One official at that detention center said he flung open the doors on Wednesday and released another 150 migrants for their own safety due to the proximity of clashes.
The United Nations, United States, European Union and G7 bloc have appealed for a ceasefire, a return to the U.N. peace plan, and a halt to Haftar's push.
In BRUSSELS, France and Italy are divided over policy toward Libya despite the official position of EU unity stated by the bloc's foreign policy chief, the head of the European Parliament said.
Parliament President Antonio Tajani, who is Italian, urged EU countries to speak with a single voice on the renewed crisis in Libya.
He also mentioned the role of France and Britain in the overthrow of Libya's former ruler Muammar Gaddafi in 2011, a move he said was a mistake that had generated chaos.
We need more unity, we need to speak with only one voice as Europeans, but unfortunately Europeans are divided on this, he told reporters.
But France and Italy both had diverging interests, Tajani he said.
France, which has oil assets in eastern Libya, has provided military assistance in past years to Khalifa Haftar in his eastern stronghold, Libyan and French officials say. .
Italy, the former colonial power and a big player in Libya's oil sector, has supported the U.N.-backed Prime Minister Fayez al-Serraj.
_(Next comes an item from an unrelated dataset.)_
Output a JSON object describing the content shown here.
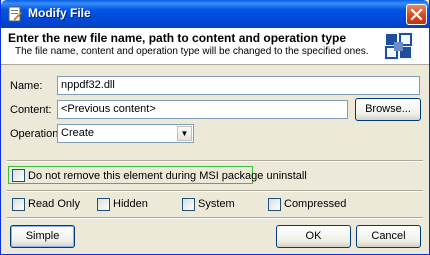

EU foreign affairs chief Federica Mogherini said on Monday the bloc was united in calling for a truce and a return to diplomacy.
Source: NAM NEWS NETWORK